Stored items from a collection:
-----
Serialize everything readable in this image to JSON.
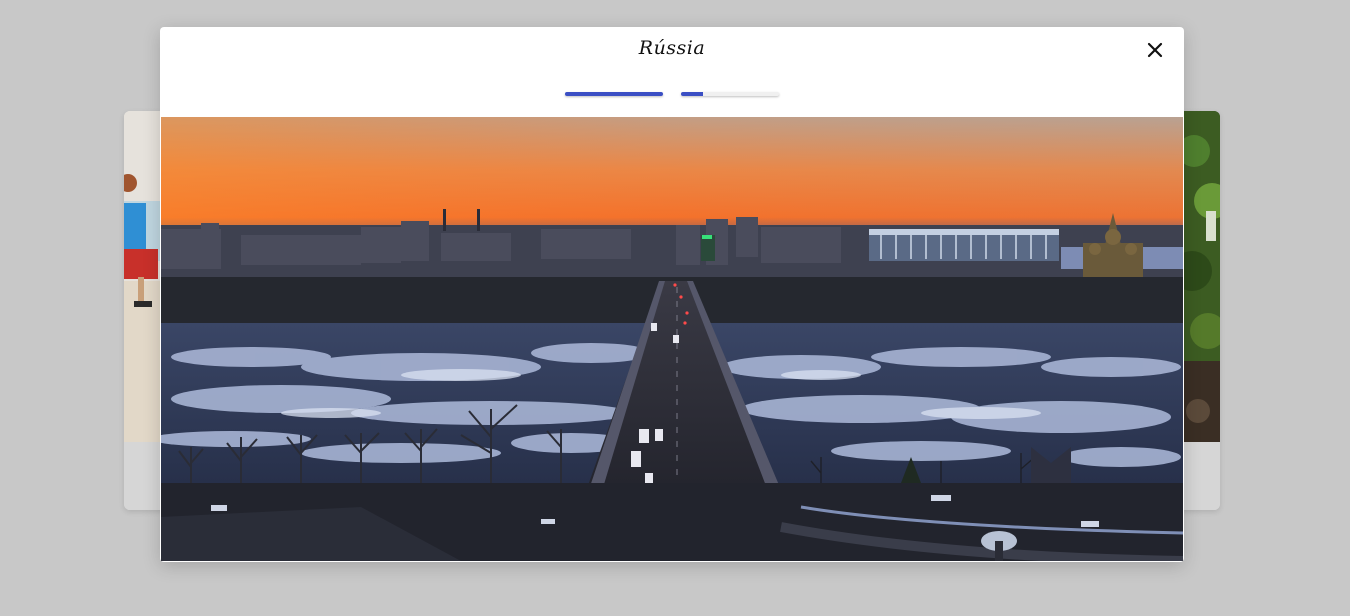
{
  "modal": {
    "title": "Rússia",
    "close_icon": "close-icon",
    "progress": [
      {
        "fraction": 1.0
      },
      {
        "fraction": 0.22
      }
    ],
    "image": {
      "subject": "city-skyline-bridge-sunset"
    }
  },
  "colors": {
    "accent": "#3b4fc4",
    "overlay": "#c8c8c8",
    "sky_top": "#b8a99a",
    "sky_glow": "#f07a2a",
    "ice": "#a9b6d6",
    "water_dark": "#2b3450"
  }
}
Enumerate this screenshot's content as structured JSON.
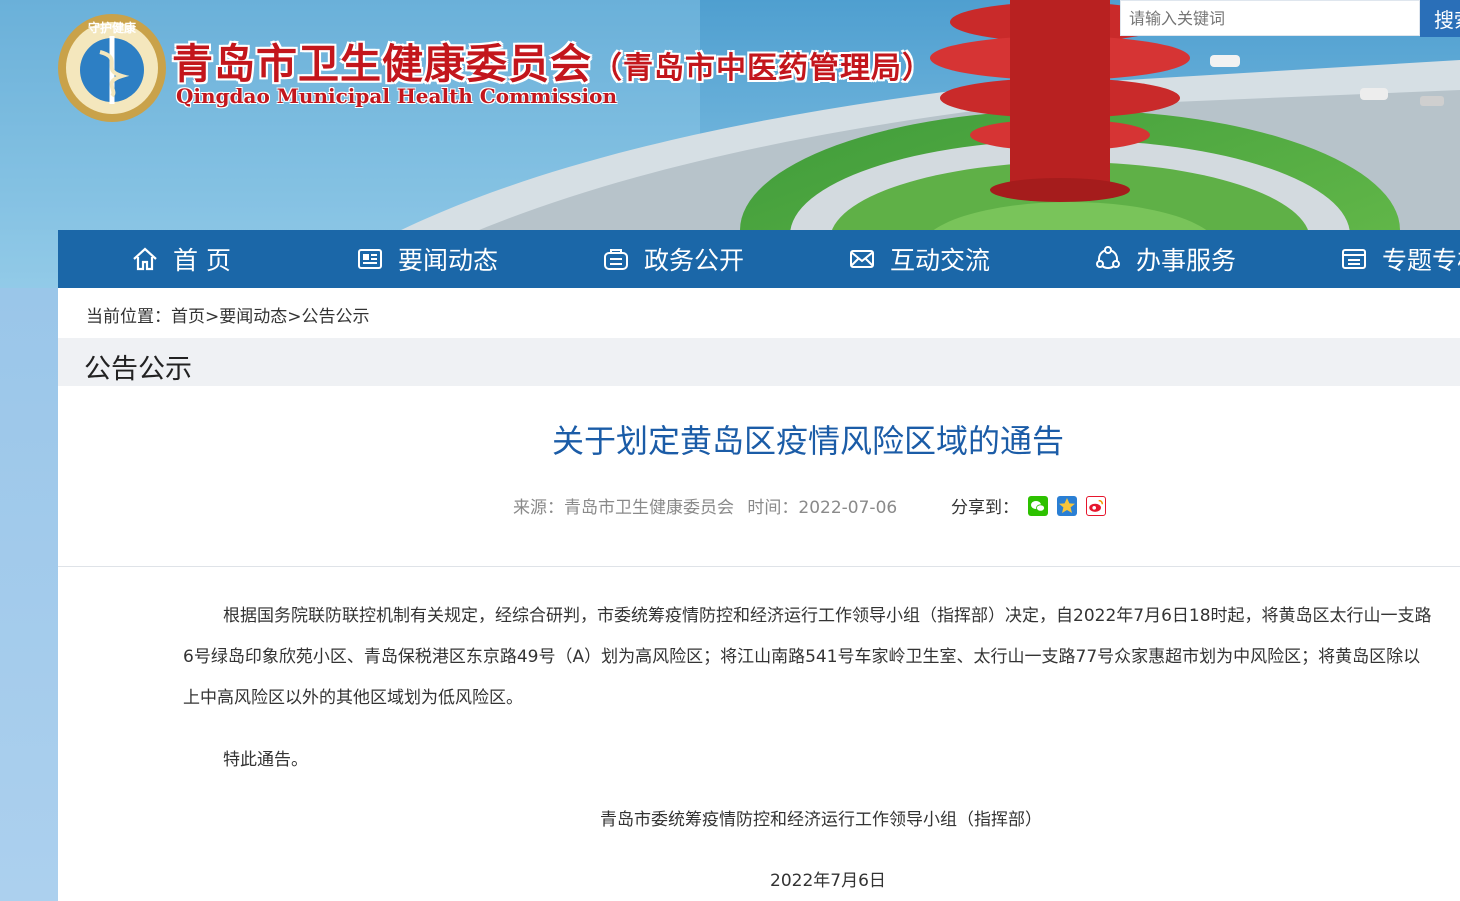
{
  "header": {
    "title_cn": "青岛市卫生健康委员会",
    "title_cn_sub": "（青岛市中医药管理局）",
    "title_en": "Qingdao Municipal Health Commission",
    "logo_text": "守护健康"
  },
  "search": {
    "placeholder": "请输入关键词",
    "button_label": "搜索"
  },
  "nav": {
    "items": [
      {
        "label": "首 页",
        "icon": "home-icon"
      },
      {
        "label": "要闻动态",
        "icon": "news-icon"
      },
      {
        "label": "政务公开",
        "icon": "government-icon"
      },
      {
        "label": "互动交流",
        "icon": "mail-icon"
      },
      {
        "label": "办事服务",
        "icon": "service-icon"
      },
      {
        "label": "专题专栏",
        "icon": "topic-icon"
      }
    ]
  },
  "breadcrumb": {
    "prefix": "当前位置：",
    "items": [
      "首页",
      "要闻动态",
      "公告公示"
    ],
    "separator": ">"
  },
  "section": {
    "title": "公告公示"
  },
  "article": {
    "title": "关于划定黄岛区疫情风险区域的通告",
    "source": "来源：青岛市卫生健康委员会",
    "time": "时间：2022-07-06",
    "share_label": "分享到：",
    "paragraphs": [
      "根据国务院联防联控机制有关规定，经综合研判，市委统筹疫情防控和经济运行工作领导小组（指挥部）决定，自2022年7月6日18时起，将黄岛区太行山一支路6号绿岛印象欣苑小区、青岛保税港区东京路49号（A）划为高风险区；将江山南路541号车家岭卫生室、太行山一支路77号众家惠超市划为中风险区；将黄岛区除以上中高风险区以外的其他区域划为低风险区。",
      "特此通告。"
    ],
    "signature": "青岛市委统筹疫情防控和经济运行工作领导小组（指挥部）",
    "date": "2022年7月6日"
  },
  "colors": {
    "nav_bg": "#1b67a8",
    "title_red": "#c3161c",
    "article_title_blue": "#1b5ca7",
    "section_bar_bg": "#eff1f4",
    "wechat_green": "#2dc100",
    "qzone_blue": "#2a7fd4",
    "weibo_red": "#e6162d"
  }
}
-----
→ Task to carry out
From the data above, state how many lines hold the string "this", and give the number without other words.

→ Problem solution
2